Transept Canyon from Widforss Point

Of the North Rim of the Grand Canyon, our friend (and best man) Art says there are, “Absolutely no words.” I think he’s right, but I am going to sprinkle a few among the photos.

North Rim, AZ

North Rim, AZ

 

Grand Canyon Lodge

Grand Canyon Lodge

towards Bright Angel Point

towards Bright Angel Point

Roosevelt Point

Roosevelt Point

Our friend Paula DeLancey–gone unto another plane these 30 years and more–said we were “lucky ducks” and so we were to live together there on the rim.

cliff rose

cliff rose

forest floor

forest floor

butterfly and flower on the Widforss Trail

butterfly and flower on the Widforss Trail

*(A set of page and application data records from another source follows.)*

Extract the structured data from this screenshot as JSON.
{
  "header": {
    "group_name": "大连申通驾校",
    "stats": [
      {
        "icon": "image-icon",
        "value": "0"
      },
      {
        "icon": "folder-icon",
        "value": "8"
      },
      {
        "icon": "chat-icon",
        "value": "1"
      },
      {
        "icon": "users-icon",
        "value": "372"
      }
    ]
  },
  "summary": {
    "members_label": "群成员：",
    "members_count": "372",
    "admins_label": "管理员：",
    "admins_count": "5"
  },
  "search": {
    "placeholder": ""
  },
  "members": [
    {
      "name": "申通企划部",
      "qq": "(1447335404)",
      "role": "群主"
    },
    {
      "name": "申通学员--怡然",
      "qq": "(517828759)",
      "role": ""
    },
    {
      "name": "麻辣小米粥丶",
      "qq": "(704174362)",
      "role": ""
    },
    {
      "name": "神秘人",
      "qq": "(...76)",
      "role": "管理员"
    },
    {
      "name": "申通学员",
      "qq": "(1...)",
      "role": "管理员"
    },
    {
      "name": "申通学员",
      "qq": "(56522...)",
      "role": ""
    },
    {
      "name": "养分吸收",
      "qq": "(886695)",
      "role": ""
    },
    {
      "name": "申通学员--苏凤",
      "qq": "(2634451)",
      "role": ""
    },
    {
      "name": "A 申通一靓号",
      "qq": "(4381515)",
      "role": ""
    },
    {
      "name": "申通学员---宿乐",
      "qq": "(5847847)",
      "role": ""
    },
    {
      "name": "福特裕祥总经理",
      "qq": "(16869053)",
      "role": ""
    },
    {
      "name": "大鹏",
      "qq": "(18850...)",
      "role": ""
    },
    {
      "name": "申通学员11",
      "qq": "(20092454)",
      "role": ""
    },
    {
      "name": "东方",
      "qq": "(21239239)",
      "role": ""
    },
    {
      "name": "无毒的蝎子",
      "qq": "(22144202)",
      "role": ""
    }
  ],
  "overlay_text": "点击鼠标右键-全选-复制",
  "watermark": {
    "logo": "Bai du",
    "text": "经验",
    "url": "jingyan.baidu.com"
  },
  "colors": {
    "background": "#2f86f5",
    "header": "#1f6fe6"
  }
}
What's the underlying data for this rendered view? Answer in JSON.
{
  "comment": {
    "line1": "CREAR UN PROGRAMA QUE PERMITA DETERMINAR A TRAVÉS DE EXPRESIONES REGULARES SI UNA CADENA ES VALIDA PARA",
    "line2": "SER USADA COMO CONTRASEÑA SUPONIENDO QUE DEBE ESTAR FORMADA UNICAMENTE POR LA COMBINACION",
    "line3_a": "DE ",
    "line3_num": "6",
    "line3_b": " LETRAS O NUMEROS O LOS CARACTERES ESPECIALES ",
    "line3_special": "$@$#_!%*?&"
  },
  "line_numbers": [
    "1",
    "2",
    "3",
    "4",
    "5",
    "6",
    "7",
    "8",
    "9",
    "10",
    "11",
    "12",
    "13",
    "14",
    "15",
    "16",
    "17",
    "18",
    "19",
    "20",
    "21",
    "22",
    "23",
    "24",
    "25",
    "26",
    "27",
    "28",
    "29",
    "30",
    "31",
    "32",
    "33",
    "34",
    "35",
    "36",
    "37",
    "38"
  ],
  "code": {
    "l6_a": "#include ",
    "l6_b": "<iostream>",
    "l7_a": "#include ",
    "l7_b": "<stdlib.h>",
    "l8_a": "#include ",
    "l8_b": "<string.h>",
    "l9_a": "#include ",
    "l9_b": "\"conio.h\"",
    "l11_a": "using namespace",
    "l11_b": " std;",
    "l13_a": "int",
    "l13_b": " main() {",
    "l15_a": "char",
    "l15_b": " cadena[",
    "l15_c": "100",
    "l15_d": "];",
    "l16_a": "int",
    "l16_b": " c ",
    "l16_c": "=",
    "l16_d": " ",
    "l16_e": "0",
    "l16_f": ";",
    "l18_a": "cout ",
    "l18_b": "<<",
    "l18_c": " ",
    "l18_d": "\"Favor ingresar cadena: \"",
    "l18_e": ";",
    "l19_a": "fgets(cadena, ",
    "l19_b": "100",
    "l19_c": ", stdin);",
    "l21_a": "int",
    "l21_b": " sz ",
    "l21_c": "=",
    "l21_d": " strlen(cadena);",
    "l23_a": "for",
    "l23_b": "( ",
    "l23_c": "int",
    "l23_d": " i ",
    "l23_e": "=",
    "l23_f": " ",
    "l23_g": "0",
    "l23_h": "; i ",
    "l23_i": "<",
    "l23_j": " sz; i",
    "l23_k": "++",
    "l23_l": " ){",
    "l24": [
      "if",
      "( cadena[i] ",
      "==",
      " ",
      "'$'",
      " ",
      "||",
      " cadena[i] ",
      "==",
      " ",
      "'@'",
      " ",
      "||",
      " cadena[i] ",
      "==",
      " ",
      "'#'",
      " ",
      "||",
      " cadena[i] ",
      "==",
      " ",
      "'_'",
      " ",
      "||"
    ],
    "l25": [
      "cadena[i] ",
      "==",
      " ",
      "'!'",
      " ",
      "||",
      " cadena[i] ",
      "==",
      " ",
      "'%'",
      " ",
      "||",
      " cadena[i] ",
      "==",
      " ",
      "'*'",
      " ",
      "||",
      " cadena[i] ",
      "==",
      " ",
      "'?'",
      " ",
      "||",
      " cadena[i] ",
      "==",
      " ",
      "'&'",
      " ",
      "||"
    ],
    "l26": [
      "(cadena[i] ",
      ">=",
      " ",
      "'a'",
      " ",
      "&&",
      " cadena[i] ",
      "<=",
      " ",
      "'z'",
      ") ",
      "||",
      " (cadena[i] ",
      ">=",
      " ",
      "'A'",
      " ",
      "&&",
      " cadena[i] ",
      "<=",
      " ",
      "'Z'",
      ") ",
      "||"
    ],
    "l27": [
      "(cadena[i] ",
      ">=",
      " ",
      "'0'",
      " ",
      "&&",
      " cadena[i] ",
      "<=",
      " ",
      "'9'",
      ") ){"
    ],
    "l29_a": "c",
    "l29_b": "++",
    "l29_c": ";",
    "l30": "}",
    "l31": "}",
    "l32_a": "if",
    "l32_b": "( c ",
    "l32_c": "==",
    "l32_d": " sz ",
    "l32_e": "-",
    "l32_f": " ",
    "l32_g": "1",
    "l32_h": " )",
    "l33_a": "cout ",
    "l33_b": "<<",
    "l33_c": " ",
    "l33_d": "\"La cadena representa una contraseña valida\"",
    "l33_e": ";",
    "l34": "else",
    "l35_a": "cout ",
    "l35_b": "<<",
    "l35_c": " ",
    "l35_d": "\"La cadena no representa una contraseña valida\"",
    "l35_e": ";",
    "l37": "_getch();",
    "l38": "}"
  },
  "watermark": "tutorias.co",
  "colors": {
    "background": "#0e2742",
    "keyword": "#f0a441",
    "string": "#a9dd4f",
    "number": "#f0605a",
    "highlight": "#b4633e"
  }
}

When I am at the rim, I think quite a bit about William Butler Yeats.  Hard not to with the bee-loud glades in the sunny meadows among the ponderosas and aspens. Right now, I am thinking of  “Easter, 1916”  where Yeats lists those he won’t forget. Along with Art and Paula (above) and Sally (below) I don’t forget:  Chef Floyd and Bertha of the pantry, Leah and Karen–the sisters, Bill of the Mozart horn concertos and Kentucky bourbon, Anita and Becky–cousins and my roommates, Terri–so earnest (one of my favorite character traits), Keith and Pat–hippies among the Mormons, Sue–courted in moonlight by a wrangler on horseback, Richard of the trail and pantry, Jim–sweet baker, Howard–dear friend, and all the rest. Thank you.

Kaibab ponderosas

Kaibab ponderosas

Aspens in the Kaibab National Forest copyright Lynda Terrill

Aspens in the Kaibab National Forest

This photo is for Sally, mule girl, friend, and maid of honor:

mule desk, North Rim

mule desk, North Rim

Yes, I said maid of honor.  In three days, Tom and I will have been married 40 years. In that time, we’ve shared many lunches.

lunch

lunch

Lucky ducks, indeed.